The troubling trend suggests doctors are afraid to ask about and treat depression, which is a major cause of suicide, the researchers said.
And they say it's important to find out why rates are up.
"The 12-month prevalence of major depressive episodes increased from 8.7 percent in 2005 to 11.3 percent in 2014 in adolescents and from 8.8 percent to 9.6 percent in young adults," Dr. Ramin Mojtabai of Johns Hopkins University and colleagues wrote in their report published in the journal Pediatrics.
For their report, Mojtabai and colleagues looked at surveys of more than 170,000 teens and another nearly 180,000 adults aged 18 to 25.

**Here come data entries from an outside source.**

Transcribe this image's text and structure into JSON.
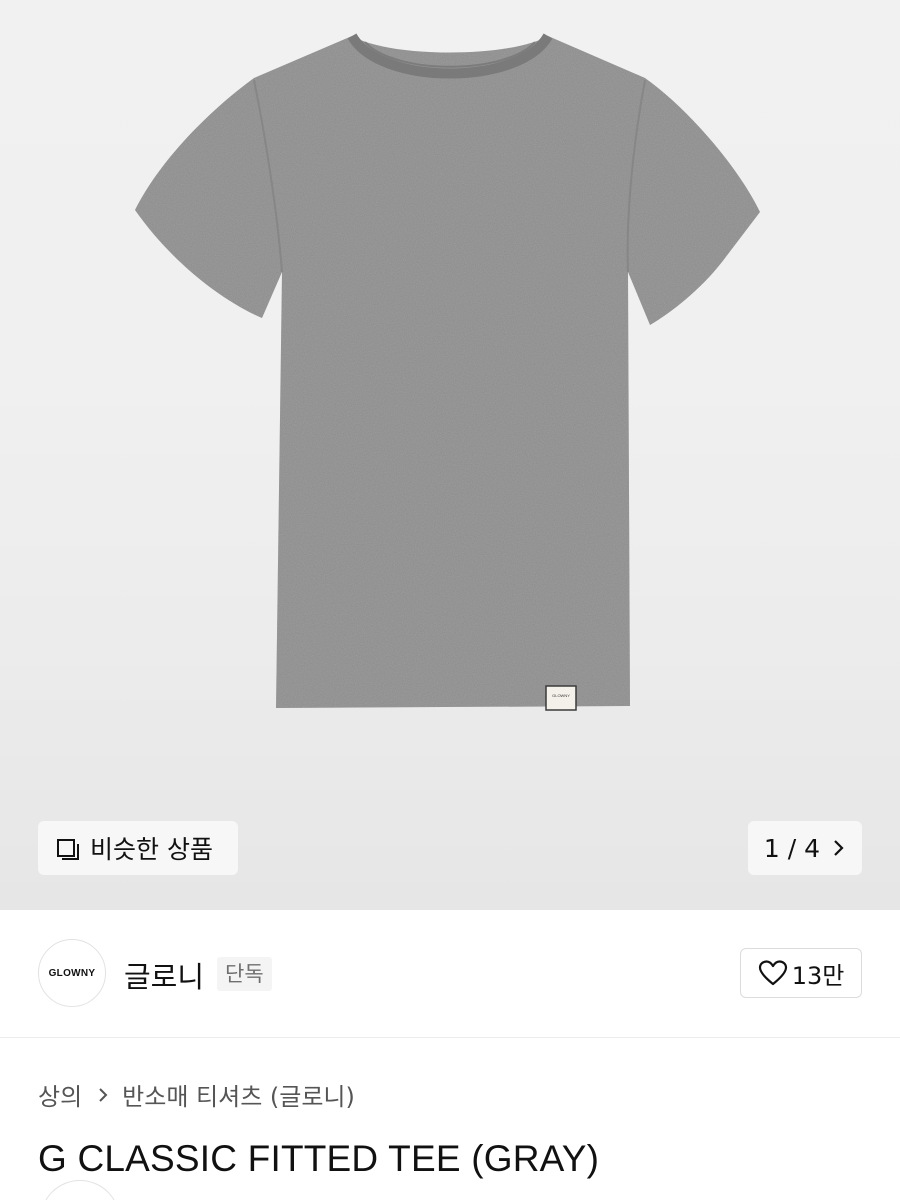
{
  "gallery": {
    "similar_label": "비슷한 상품",
    "page_counter": "1 / 4",
    "tag_text": "GLOWNY",
    "shirt_color": "#8a8a8a"
  },
  "brand": {
    "logo_text": "GLOWNY",
    "name": "글로니",
    "badge": "단독",
    "likes": "13만"
  },
  "breadcrumb": {
    "category": "상의",
    "subcategory": "반소매 티셔츠 (글로니)"
  },
  "product": {
    "title": "G CLASSIC FITTED TEE (GRAY)"
  }
}
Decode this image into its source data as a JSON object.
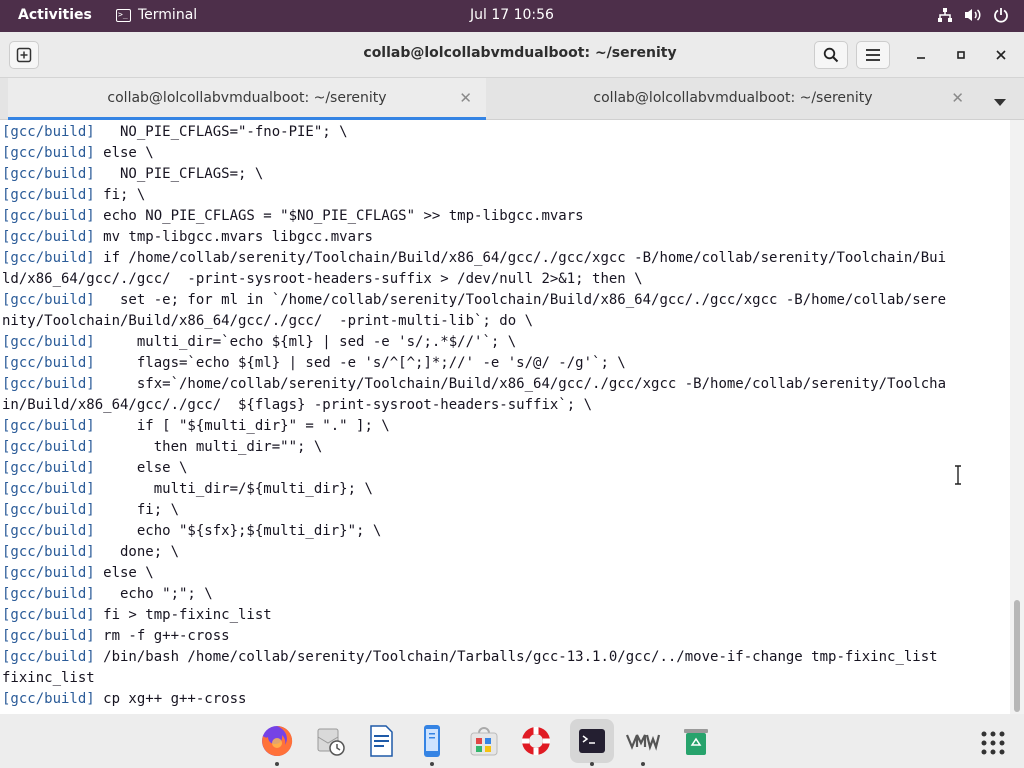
{
  "topbar": {
    "activities": "Activities",
    "app_name": "Terminal",
    "clock": "Jul 17  10:56",
    "tray_icons": [
      "network-icon",
      "volume-icon",
      "power-icon"
    ]
  },
  "window": {
    "title": "collab@lolcollabvmdualboot: ~/serenity",
    "buttons": [
      "new-tab",
      "search",
      "menu",
      "minimize",
      "maximize",
      "close"
    ]
  },
  "tabs": [
    {
      "label": "collab@lolcollabvmdualboot: ~/serenity",
      "active": true
    },
    {
      "label": "collab@lolcollabvmdualboot: ~/serenity",
      "active": false
    }
  ],
  "terminal": {
    "lines": [
      {
        "prompt": "[gcc/build]",
        "text": "   NO_PIE_CFLAGS=\"-fno-PIE\"; \\"
      },
      {
        "prompt": "[gcc/build]",
        "text": " else \\"
      },
      {
        "prompt": "[gcc/build]",
        "text": "   NO_PIE_CFLAGS=; \\"
      },
      {
        "prompt": "[gcc/build]",
        "text": " fi; \\"
      },
      {
        "prompt": "[gcc/build]",
        "text": " echo NO_PIE_CFLAGS = \"$NO_PIE_CFLAGS\" >> tmp-libgcc.mvars"
      },
      {
        "prompt": "[gcc/build]",
        "text": " mv tmp-libgcc.mvars libgcc.mvars"
      },
      {
        "prompt": "[gcc/build]",
        "text": " if /home/collab/serenity/Toolchain/Build/x86_64/gcc/./gcc/xgcc -B/home/collab/serenity/Toolchain/Bui"
      },
      {
        "prompt": "",
        "text": "ld/x86_64/gcc/./gcc/  -print-sysroot-headers-suffix > /dev/null 2>&1; then \\"
      },
      {
        "prompt": "[gcc/build]",
        "text": "   set -e; for ml in `/home/collab/serenity/Toolchain/Build/x86_64/gcc/./gcc/xgcc -B/home/collab/sere"
      },
      {
        "prompt": "",
        "text": "nity/Toolchain/Build/x86_64/gcc/./gcc/  -print-multi-lib`; do \\"
      },
      {
        "prompt": "[gcc/build]",
        "text": "     multi_dir=`echo ${ml} | sed -e 's/;.*$//'`; \\"
      },
      {
        "prompt": "[gcc/build]",
        "text": "     flags=`echo ${ml} | sed -e 's/^[^;]*;//' -e 's/@/ -/g'`; \\"
      },
      {
        "prompt": "[gcc/build]",
        "text": "     sfx=`/home/collab/serenity/Toolchain/Build/x86_64/gcc/./gcc/xgcc -B/home/collab/serenity/Toolcha"
      },
      {
        "prompt": "",
        "text": "in/Build/x86_64/gcc/./gcc/  ${flags} -print-sysroot-headers-suffix`; \\"
      },
      {
        "prompt": "[gcc/build]",
        "text": "     if [ \"${multi_dir}\" = \".\" ]; \\"
      },
      {
        "prompt": "[gcc/build]",
        "text": "       then multi_dir=\"\"; \\"
      },
      {
        "prompt": "[gcc/build]",
        "text": "     else \\"
      },
      {
        "prompt": "[gcc/build]",
        "text": "       multi_dir=/${multi_dir}; \\"
      },
      {
        "prompt": "[gcc/build]",
        "text": "     fi; \\"
      },
      {
        "prompt": "[gcc/build]",
        "text": "     echo \"${sfx};${multi_dir}\"; \\"
      },
      {
        "prompt": "[gcc/build]",
        "text": "   done; \\"
      },
      {
        "prompt": "[gcc/build]",
        "text": " else \\"
      },
      {
        "prompt": "[gcc/build]",
        "text": "   echo \";\"; \\"
      },
      {
        "prompt": "[gcc/build]",
        "text": " fi > tmp-fixinc_list"
      },
      {
        "prompt": "[gcc/build]",
        "text": " rm -f g++-cross"
      },
      {
        "prompt": "[gcc/build]",
        "text": " /bin/bash /home/collab/serenity/Toolchain/Tarballs/gcc-13.1.0/gcc/../move-if-change tmp-fixinc_list"
      },
      {
        "prompt": "",
        "text": "fixinc_list"
      },
      {
        "prompt": "[gcc/build]",
        "text": " cp xg++ g++-cross"
      }
    ],
    "prompt_color": "#2a5b98",
    "text_color": "#171421",
    "background": "#ffffff"
  },
  "dock": {
    "items": [
      {
        "name": "firefox-icon",
        "running": true
      },
      {
        "name": "mail-clock-icon",
        "running": false
      },
      {
        "name": "writer-document-icon",
        "running": false
      },
      {
        "name": "phone-icon",
        "running": true
      },
      {
        "name": "software-store-icon",
        "running": false
      },
      {
        "name": "help-lifebuoy-icon",
        "running": false
      },
      {
        "name": "terminal-icon",
        "running": true
      },
      {
        "name": "vmware-icon",
        "running": true
      },
      {
        "name": "trash-icon",
        "running": false
      }
    ],
    "app_grid": "show-applications-icon"
  },
  "colors": {
    "topbar": "#4d2f4a",
    "accent": "#3584e4"
  }
}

"Each year almost one in 11 adolescents and young adults have a major depressive episode," they wrote.
"The prevalence of these episodes increased between 2005 and 2014."
Whites and especially white girls were the most vulnerable, they found. It's not clear why, but they have some guesses.
"Adolescent girls may have been exposed to a greater degree to depression risk factors in recent years," they wrote.
"For example, cyberbullying may have increased more dramatically among girls than boys. As compared with adolescent boys, adolescent girls also now use mobile phones with texting applications more frequently and intensively and problematic mobile phone use among young people has been linked to depressed mood."
Yet doctors are not reporting that they are treating more teens for depression. That suggests more teens are going without any kind of treatment, the researchers said.
In part, that may be because of fears that antidepressant drugs may increase suicide risk, although there is no clear-cut link.
It's also possible the teens are not telling anyone. They are the ones who filled out the surveys, not parents or doctors.